In the predictable role of the macho-but-actually-very-sensitive hero, Bruce Willis, as colorblind psychologist Bill Capa, faces the unenviable task of recovering from the traumas of his own professional failures while solving a murder case and trying to guide a kleptomaniac nymphomaniac, an obsessive counter and several others through weekly group therapy. His own existential dilemmas finally reach the point where he is weeping to his patients about why he is not worthy of treating them. All this while steadily falling for the waiflike Rose (Jane March), who literally runs into him shortly after his arrival in Los Angeles.

His only ally is the caustic Hector Martinez (Ruben Blades) a disgruntled cop who makes a mockery of both of their professions, and carries the film with his sardonic one-liners.

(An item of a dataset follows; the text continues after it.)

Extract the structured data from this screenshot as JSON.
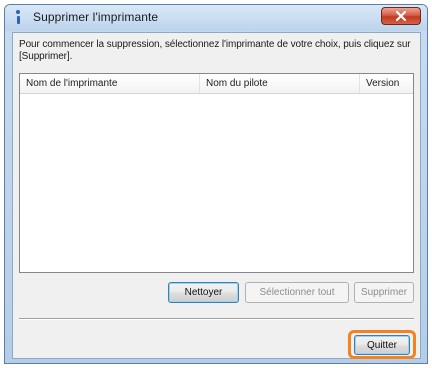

It may sound like a recipe for disaster, but the plot is gripping nonetheless, and the film's profound lack of political correctness -- basically portraying nuts trying to heal nuts -- provides plenty of comic relief. The film's salvation lies in the fact that every character in the film seems in some way deranged, making it impossible to fathom which one could have committed the murder.

Perhaps "Color of Night" would not have seemed quite so brilliant had it not followed "Little Buddha" -- a classic example of a failed attempt to popularize a religious story.

It begins promisingly with a beautiful monastery in Bhutan, mountains, flowing red robes and bustling monks imparting ancient wisdom. As they approach the end of a nine-year quest for the reincarnation of their beloved teacher, they follow dreams and visions, ready to travel the earth to find him.

And sure enough, just as you're beginning to enjoy the monastery, the scene shifts to Seattle and the home of Dean and Lisa Conran, whose son, Jesse, the monks chose as a potential reincarnation of the master.

To understand his potential mission, young Jesse is told the principles of Buddhism and the story of Siddhartha's path to enlightenment.

And here we are transported to ancient India, where Keanu Reeves plays a Siddhartha who from beginning to end seems more demented than holy.

Siddhartha lives a life of luxury, sheltered from the evils of life. One day he goes out and sees ... illness. "Sick? What is that?" he asks, bewildered, with a not very convincing Indian accent. Then he sees death and cries, eye makeup perfectly designed to look sexy even as it runs.

And so it goes -- with soundbites of Buddhism thrown in at all stages, until, muscles still bulging despite years of asceticism, he accepts a bowl of rice from a beautiful girl, and reaches enlightenment through the middle path between hedonism and self-denial.

Back in Seattle, Jesse's parents undergo an agonizing (for the viewer) search for the meaning of life, making wide-eyed comments like, "We don't know why we're born or even if there is a 'why?' And that's interesting."

The baseball-capped Jesse goes to Bhutan, where he finds two other candidates and the search for the real reincarnated master continues.

Despite beautiful shots of Bhutan and Kathmandu, the film suffers hugely from its apparent need to bring everything back to middle-class America in order to make it understandable to a mass audience.

"Color of Night" will be shown every evening at 9 p.m., with additional performances Sundays at 4 p.m. "Little Buddha" is on every evening at 6:30 p.m. Both are at the Americom House of Cinema, in the Radisson Slavjanskaya Hotel through Tuesday. Tickets are the ruble equivalent of $7.50. Tel. 941-8747. Nearest metro: Kievskaya.